DATA SUPPLIED: Begin

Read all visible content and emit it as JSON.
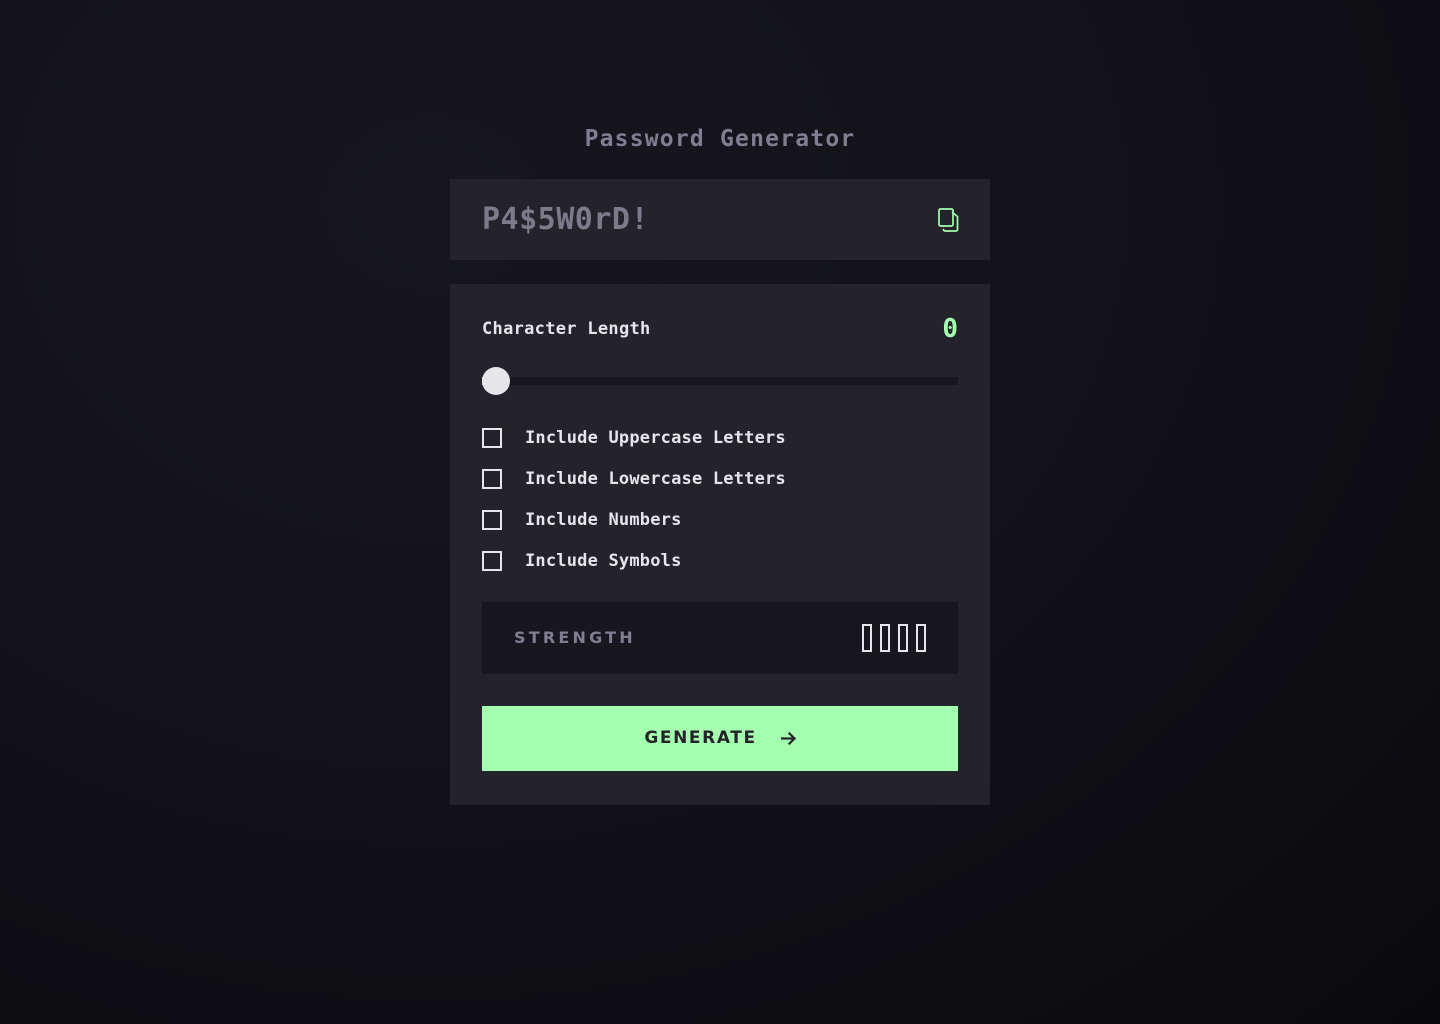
{
  "app": {
    "title": "Password Generator"
  },
  "password_display": {
    "value": "P4$5W0rD!",
    "copy_icon_name": "copy-icon"
  },
  "options": {
    "length": {
      "label": "Character Length",
      "value": "0",
      "slider_percent": 0
    },
    "checkboxes": [
      {
        "label": "Include Uppercase Letters",
        "checked": false
      },
      {
        "label": "Include Lowercase Letters",
        "checked": false
      },
      {
        "label": "Include Numbers",
        "checked": false
      },
      {
        "label": "Include Symbols",
        "checked": false
      }
    ],
    "strength": {
      "label": "STRENGTH",
      "rating": "",
      "bars_filled": 0,
      "bars_total": 4
    },
    "generate": {
      "label": "GENERATE",
      "arrow": "→"
    }
  },
  "colors": {
    "accent_green": "#A4FFAF",
    "panel": "#24232B",
    "panel_dark": "#18171F",
    "background": "#14131B",
    "text_muted": "#817D92",
    "text": "#E6E5EA"
  }
}
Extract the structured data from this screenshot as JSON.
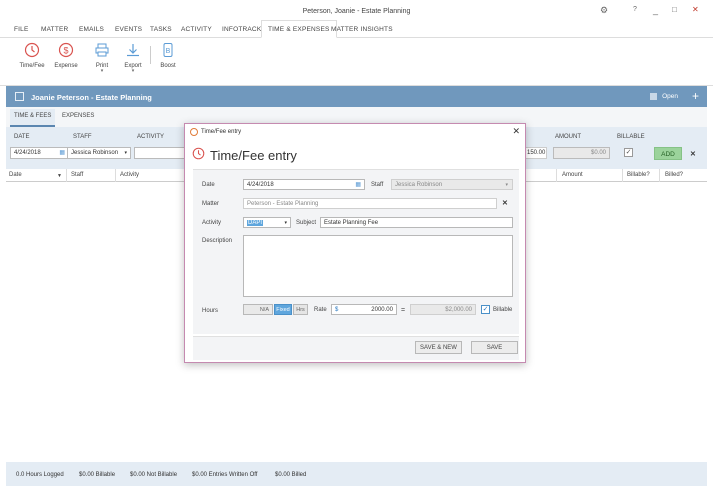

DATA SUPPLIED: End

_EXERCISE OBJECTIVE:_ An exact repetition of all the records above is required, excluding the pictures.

_RESULT OF THIS EXERCISE:_
Read all visible content and emit it as JSON.
{
  "app": {
    "title": "Password Generator"
  },
  "password_display": {
    "value": "P4$5W0rD!",
    "copy_icon_name": "copy-icon"
  },
  "options": {
    "length": {
      "label": "Character Length",
      "value": "0",
      "slider_percent": 0
    },
    "checkboxes": [
      {
        "label": "Include Uppercase Letters",
        "checked": false
      },
      {
        "label": "Include Lowercase Letters",
        "checked": false
      },
      {
        "label": "Include Numbers",
        "checked": false
      },
      {
        "label": "Include Symbols",
        "checked": false
      }
    ],
    "strength": {
      "label": "STRENGTH",
      "rating": "",
      "bars_filled": 0,
      "bars_total": 4
    },
    "generate": {
      "label": "GENERATE",
      "arrow": "→"
    }
  },
  "colors": {
    "accent_green": "#A4FFAF",
    "panel": "#24232B",
    "panel_dark": "#18171F",
    "background": "#14131B",
    "text_muted": "#817D92",
    "text": "#E6E5EA"
  }
}
Extract the structured data from this screenshot as JSON.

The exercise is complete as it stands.